Exercise instructions :: Lines holding the word "icon": how many does the material below have? Answer with nothing but the number.

Records to use ::
[Start of section]
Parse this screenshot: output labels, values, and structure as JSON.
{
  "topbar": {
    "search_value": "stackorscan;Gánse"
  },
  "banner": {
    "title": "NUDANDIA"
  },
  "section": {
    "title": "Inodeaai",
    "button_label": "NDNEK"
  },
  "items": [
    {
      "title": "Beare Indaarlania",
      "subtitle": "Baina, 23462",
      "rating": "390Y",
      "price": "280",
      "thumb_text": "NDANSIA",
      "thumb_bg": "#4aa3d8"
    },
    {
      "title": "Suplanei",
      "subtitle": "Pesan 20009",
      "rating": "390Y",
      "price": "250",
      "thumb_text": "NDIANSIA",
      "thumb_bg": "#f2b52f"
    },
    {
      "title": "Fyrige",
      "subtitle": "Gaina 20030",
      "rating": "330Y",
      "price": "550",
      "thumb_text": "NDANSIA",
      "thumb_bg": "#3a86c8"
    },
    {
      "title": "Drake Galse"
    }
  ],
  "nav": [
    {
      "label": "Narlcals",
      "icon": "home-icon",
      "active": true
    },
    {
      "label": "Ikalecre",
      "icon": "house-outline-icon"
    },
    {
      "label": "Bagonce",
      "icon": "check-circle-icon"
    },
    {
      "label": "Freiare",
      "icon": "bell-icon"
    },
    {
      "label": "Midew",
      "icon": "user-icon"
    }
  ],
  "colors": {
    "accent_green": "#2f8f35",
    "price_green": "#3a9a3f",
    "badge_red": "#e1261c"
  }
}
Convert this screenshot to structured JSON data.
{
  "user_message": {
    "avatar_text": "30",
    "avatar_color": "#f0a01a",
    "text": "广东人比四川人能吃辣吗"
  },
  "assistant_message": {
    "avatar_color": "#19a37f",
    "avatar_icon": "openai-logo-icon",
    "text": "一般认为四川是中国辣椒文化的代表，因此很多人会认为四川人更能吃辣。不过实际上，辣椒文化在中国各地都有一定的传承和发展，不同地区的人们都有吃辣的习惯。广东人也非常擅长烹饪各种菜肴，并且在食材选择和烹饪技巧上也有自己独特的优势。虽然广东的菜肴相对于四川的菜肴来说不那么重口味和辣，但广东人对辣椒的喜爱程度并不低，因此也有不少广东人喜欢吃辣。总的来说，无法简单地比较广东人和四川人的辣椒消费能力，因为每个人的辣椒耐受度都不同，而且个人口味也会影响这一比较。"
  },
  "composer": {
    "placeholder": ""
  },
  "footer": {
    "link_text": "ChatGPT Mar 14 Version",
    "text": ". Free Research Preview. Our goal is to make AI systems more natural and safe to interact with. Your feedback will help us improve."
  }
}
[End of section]
Solution to the exercise :: 6